Foreign companies have taken a long time to figure out – then adapt to – one of the key features of Chinese consumers: they do not like to type. “Typing is a pain in Chinese,” explains Zhang Honglin, demonstrating how he has to enter a search word in Latin transcription, then pick the right character scrolling through sometimes dozens of different choices in a pop-up window. This is because Mandarin has many thousands of characters. So when 35-year-old Mr Zhang sneaks away from his family’s tobacco and liquor shop in Beijing to an upstairs internet café for hours on end, he navigates almost entirely using the mouse.
Most portals have reacted by filling their pages with hundreds of colourful links competing for attention – creating a cluttered and disorderly view to the western eye but making life easier for Chinese users.

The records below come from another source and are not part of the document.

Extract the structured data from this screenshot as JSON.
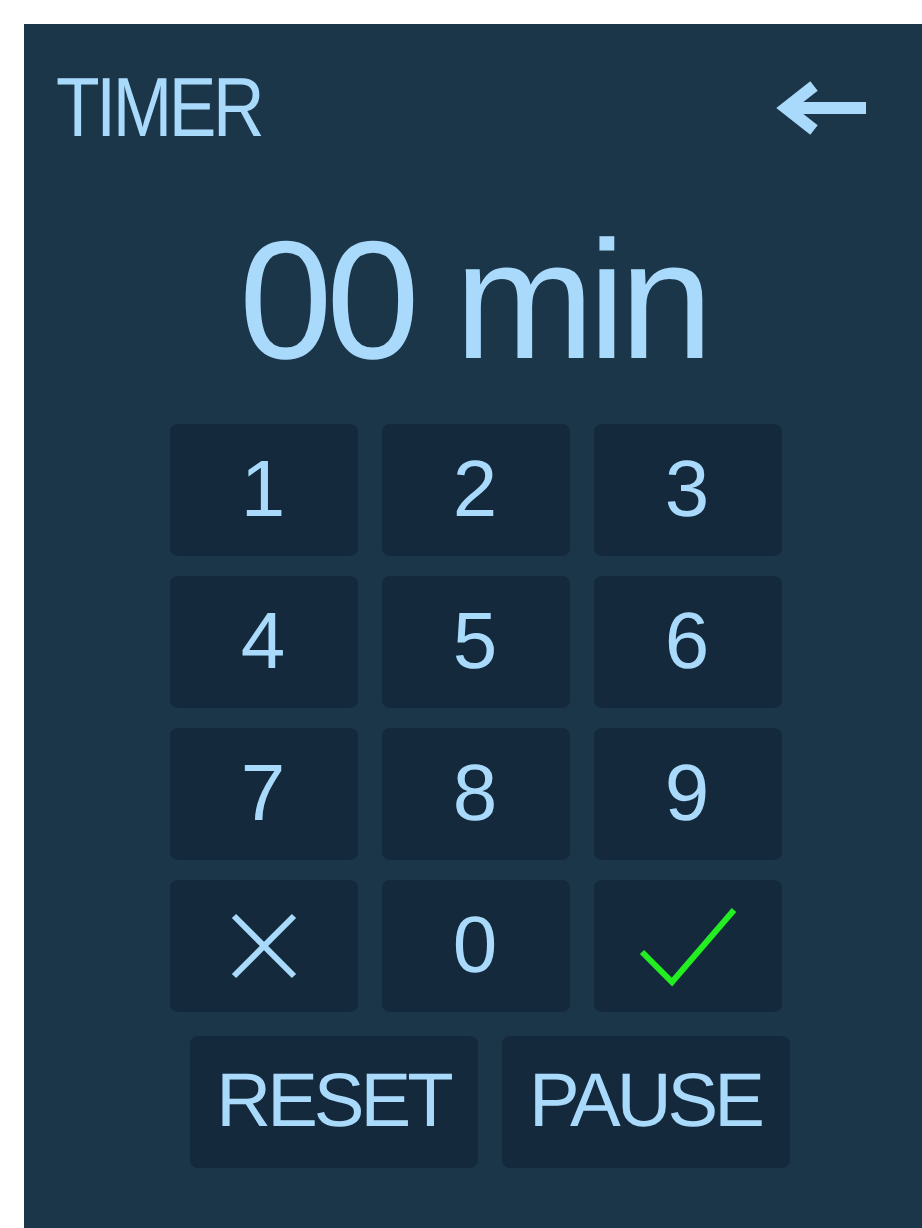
{
  "header": {
    "title": "TIMER"
  },
  "display": {
    "value": "00 min"
  },
  "keypad": [
    {
      "kind": "digit",
      "label": "1"
    },
    {
      "kind": "digit",
      "label": "2"
    },
    {
      "kind": "digit",
      "label": "3"
    },
    {
      "kind": "digit",
      "label": "4"
    },
    {
      "kind": "digit",
      "label": "5"
    },
    {
      "kind": "digit",
      "label": "6"
    },
    {
      "kind": "digit",
      "label": "7"
    },
    {
      "kind": "digit",
      "label": "8"
    },
    {
      "kind": "digit",
      "label": "9"
    },
    {
      "kind": "clear"
    },
    {
      "kind": "digit",
      "label": "0"
    },
    {
      "kind": "confirm"
    }
  ],
  "actions": [
    "RESET",
    "PAUSE"
  ]
}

Beyond aesthetics, Chinese web users are much more lively than their western peers – a characteristic that forms consumption preferences. “The amount of comments posted per user in China is double that of other geographies,” says Dan Harple of GyPSii, a mobile social networking application that allows users to post recommended places and events, and comment on them. One Chinese GyPSii user posted 300 places and 7,000 comments within a few months.
Just as in “offline” China, food is a particular focus. “Typically when a GyPSii user signs up in China, they’ll take a picture of what they’re eating at that point in time,” says Mr Harple.
The government has skilfully used the preference of its internet users for entertainment. Loose enforcement of intellectual property rights means that – despite pledges from Beijing that say otherwise – Chinese consumers can easily find the latest music and movies for free on a host of websites, a situation that helps keep the minds of many off topics that could prove inconvenient to their rulers.
When controversial debates arise anyway, the authorities use an army of “internet commentators”, paid to speak up in online forums to keep sensitive comment in check and support the government’s stance. The standard technique is to invoke nationalism as a conduit for dissatisfaction.
Overall, the censorship machine has had only patchy success. All but the most sensitive information on absolute political taboos – such as the 1989 massacre that ended the Tiananmen student movement – falls within easy reach of internet users.